Twitter may be many things, but I’ve never heard of the social network compared to dynamite before. But that’s how two of the top press operatives on the presidential campaign trail described Twitter‘s impact on the race.
A post-mortem of the presidential election hosted by CBS News featured Jen Psaki, traveling press secretary for the Obama campaign and Kevin Madden, an advisor to Republican presidential nominee. Both worked on the 2008 race and each described how Twitter fundamentally changed how they approached their jobs in this election cycle.
Both agreed that digital platforms made 2012 far different than the 2008 campaign. Here’s how they described Twitter’s impact on the 2012 race.

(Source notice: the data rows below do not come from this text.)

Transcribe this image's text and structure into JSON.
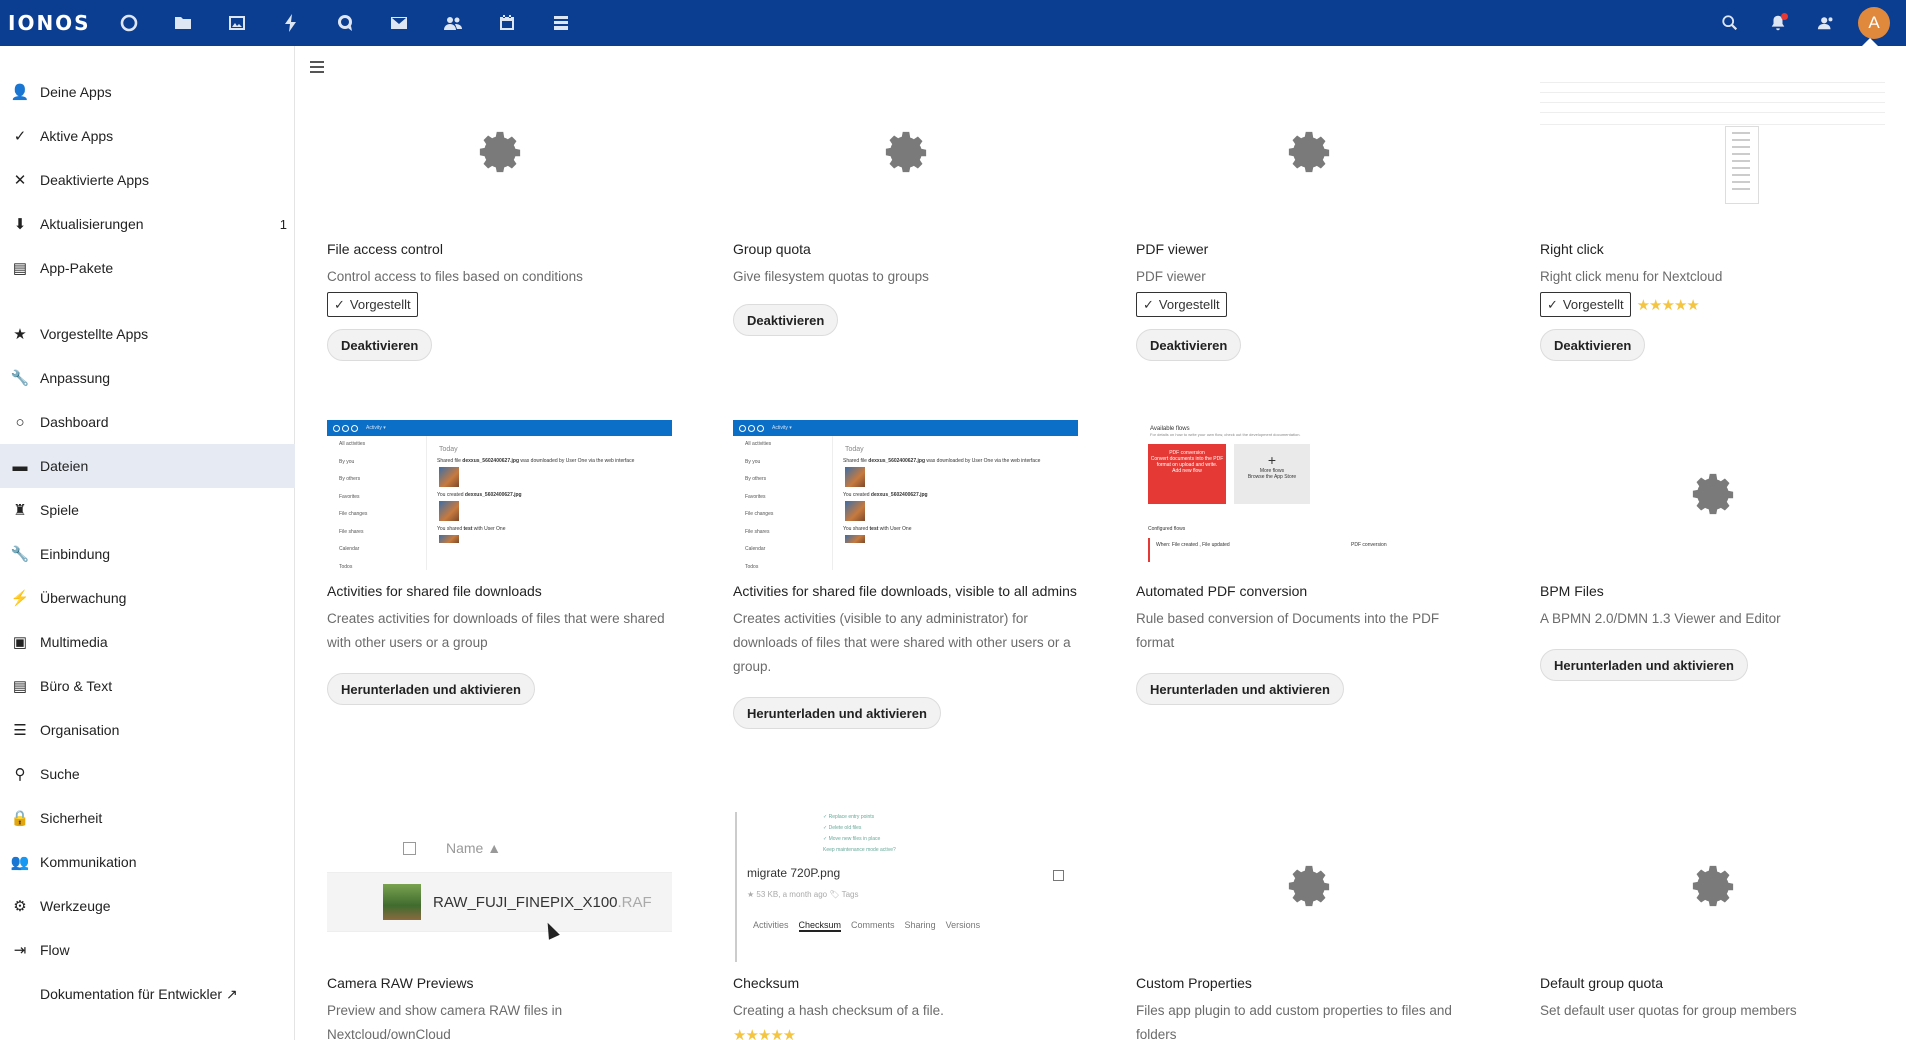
{
  "header": {
    "logo": "IONOS",
    "apps": [
      "dashboard-icon",
      "files-icon",
      "photos-icon",
      "activity-icon",
      "talk-icon",
      "mail-icon",
      "contacts-icon",
      "calendar-icon",
      "deck-icon"
    ],
    "right": [
      "search-icon",
      "notifications-icon",
      "contacts-menu-icon"
    ],
    "avatar_letter": "A"
  },
  "sidebar": {
    "items": [
      {
        "label": "Deine Apps",
        "icon": "user-icon",
        "glyph": "👤"
      },
      {
        "label": "Aktive Apps",
        "icon": "check-icon",
        "glyph": "✓"
      },
      {
        "label": "Deaktivierte Apps",
        "icon": "close-icon",
        "glyph": "✕"
      },
      {
        "label": "Aktualisierungen",
        "icon": "download-icon",
        "glyph": "⬇",
        "count": "1"
      },
      {
        "label": "App-Pakete",
        "icon": "package-icon",
        "glyph": "▤"
      },
      {
        "label": "Vorgestellte Apps",
        "icon": "star-icon",
        "glyph": "★"
      },
      {
        "label": "Anpassung",
        "icon": "wrench-icon",
        "glyph": "🔧"
      },
      {
        "label": "Dashboard",
        "icon": "circle-icon",
        "glyph": "○"
      },
      {
        "label": "Dateien",
        "icon": "folder-icon",
        "glyph": "▬"
      },
      {
        "label": "Spiele",
        "icon": "games-icon",
        "glyph": "♜"
      },
      {
        "label": "Einbindung",
        "icon": "wrench-icon",
        "glyph": "🔧"
      },
      {
        "label": "Überwachung",
        "icon": "activity-icon",
        "glyph": "⚡"
      },
      {
        "label": "Multimedia",
        "icon": "image-icon",
        "glyph": "▣"
      },
      {
        "label": "Büro & Text",
        "icon": "document-icon",
        "glyph": "▤"
      },
      {
        "label": "Organisation",
        "icon": "list-icon",
        "glyph": "☰"
      },
      {
        "label": "Suche",
        "icon": "search-icon",
        "glyph": "⚲"
      },
      {
        "label": "Sicherheit",
        "icon": "lock-icon",
        "glyph": "🔒"
      },
      {
        "label": "Kommunikation",
        "icon": "contacts-icon",
        "glyph": "👥"
      },
      {
        "label": "Werkzeuge",
        "icon": "gear-icon",
        "glyph": "⚙"
      },
      {
        "label": "Flow",
        "icon": "flow-icon",
        "glyph": "⇥"
      },
      {
        "label": "Dokumentation für Entwickler ↗",
        "icon": "",
        "glyph": ""
      }
    ]
  },
  "apps": [
    {
      "name": "File access control",
      "desc": "Control access to files based on conditions",
      "featured": "Vorgestellt",
      "button": "Deaktivieren"
    },
    {
      "name": "Group quota",
      "desc": "Give filesystem quotas to groups",
      "button": "Deaktivieren"
    },
    {
      "name": "PDF viewer",
      "desc": "PDF viewer",
      "featured": "Vorgestellt",
      "button": "Deaktivieren"
    },
    {
      "name": "Right click",
      "desc": "Right click menu for Nextcloud",
      "featured": "Vorgestellt",
      "stars": "★★★★★",
      "rating": 4.5,
      "button": "Deaktivieren"
    },
    {
      "name": "Activities for shared file downloads",
      "desc": "Creates activities for downloads of files that were shared with other users or a group",
      "button": "Herunterladen und aktivieren"
    },
    {
      "name": "Activities for shared file downloads, visible to all admins",
      "desc": "Creates activities (visible to any administrator) for downloads of files that were shared with other users or a group.",
      "button": "Herunterladen und aktivieren"
    },
    {
      "name": "Automated PDF conversion",
      "desc": "Rule based conversion of Documents into the PDF format",
      "button": "Herunterladen und aktivieren"
    },
    {
      "name": "BPM Files",
      "desc": "A BPMN 2.0/DMN 1.3 Viewer and Editor",
      "button": "Herunterladen und aktivieren"
    },
    {
      "name": "Camera RAW Previews",
      "desc": "Preview and show camera RAW files in Nextcloud/ownCloud"
    },
    {
      "name": "Checksum",
      "desc": "Creating a hash checksum of a file.",
      "stars": "★★★★★",
      "rating": 4.5
    },
    {
      "name": "Custom Properties",
      "desc": "Files app plugin to add custom properties to files and folders"
    },
    {
      "name": "Default group quota",
      "desc": "Set default user quotas for group members"
    }
  ],
  "previews": {
    "activity": {
      "menu": "Activity ▾",
      "side": [
        "All activities",
        "By you",
        "By others",
        "Favorites",
        "File changes",
        "File shares",
        "Calendar",
        "Todos"
      ],
      "today": "Today",
      "line1_a": "Shared file ",
      "line1_b": "dexxus_5602400627.jpg",
      "line1_c": " was downloaded by User One via the web interface",
      "line2_a": "You created ",
      "line2_b": "dexxus_5602400627.jpg",
      "line3_a": "You shared ",
      "line3_b": "test",
      "line3_c": " with User One"
    },
    "pdf": {
      "title": "Available flows",
      "sub": "For details on how to write your own flow, check out the development documentation.",
      "red_title": "PDF conversion",
      "red_desc": "Convert documents into the PDF format on upload and write.",
      "red_btn": "Add new flow",
      "more": "More flows",
      "more_desc": "Browse the App Store",
      "configured": "Configured flows",
      "when": "When:",
      "rule": "File created , File updated",
      "action": "PDF conversion"
    },
    "raw": {
      "column": "Name ▲",
      "file": "RAW_FUJI_FINEPIX_X100",
      "ext": ".RAF"
    },
    "checksum": {
      "top": [
        "✓ Replace entry points",
        "✓ Delete old files",
        "✓ Move new files in place",
        "Keep maintenance mode active?"
      ],
      "file": "migrate 720P.png",
      "meta": "★ 53 KB, a month ago   🏷 Tags",
      "tabs": [
        "Activities",
        "Checksum",
        "Comments",
        "Sharing",
        "Versions"
      ]
    }
  },
  "colors": {
    "header": "#0b3d91",
    "accent": "#0b6fc7",
    "star": "#f4c542",
    "avatar": "#e0883c"
  }
}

Because of Twitter, journalists were much more competitive with each other in a race to see who was “snarkier.”
Twitter also leveled the playing field among reporters, so that, a 23-year old cub reporter was tweeting the same way a journalist with 30 years of experience was sharing on Twitter.
Psaki admitted that Twitter created an endless news cycle. As a result, each day featured a different Twitter strategy, with new hash tags and messages for different audiences—volunteers, surrogates and media.
Madden, who likened Twitter to TNT, said it was important that “digital was integrated into everything.” He said that “with so many instruments at our disposal,” his job was like “conducting a symphony,” ensuring everyone was on the same page.
Each campaign carefully monitored Twitter to see what the left was saying, what the right was saying and what political operatives were sharing to get a steady read on the state of the race.
Psaki added that Twitter became “a shiny ball” that gets chased, as nuggets, such as details about the crowd size at a rally or a line in a speech, are shared immediately.
Speaking of Twitter and journalists, Jeff Jarvis of the Tow-Knight Center for Entrepreneurial Journalism describes the impact of Twitter on journalism today in a streamed discussion now online at Boing Boing. Jarvis says:
The world of journalism has changed in the Internet era. Newsrooms are significantly smaller now than they were 10 years ago, and news is no longer a once-a-day product, but instead a constant flow of information. The rise of Twitter brought concerns within the industry – would this overwhelming source of direct raw information put professional reporters out of business? Journalists are now faced with the challenge of adapting their roles in this digital era, finding new ways to add value to content, and helping to ensure that the Internet is changing our worldview for the better.
Readers, did you use Twitter to track the 2012 presidential election and did it impact how you voted?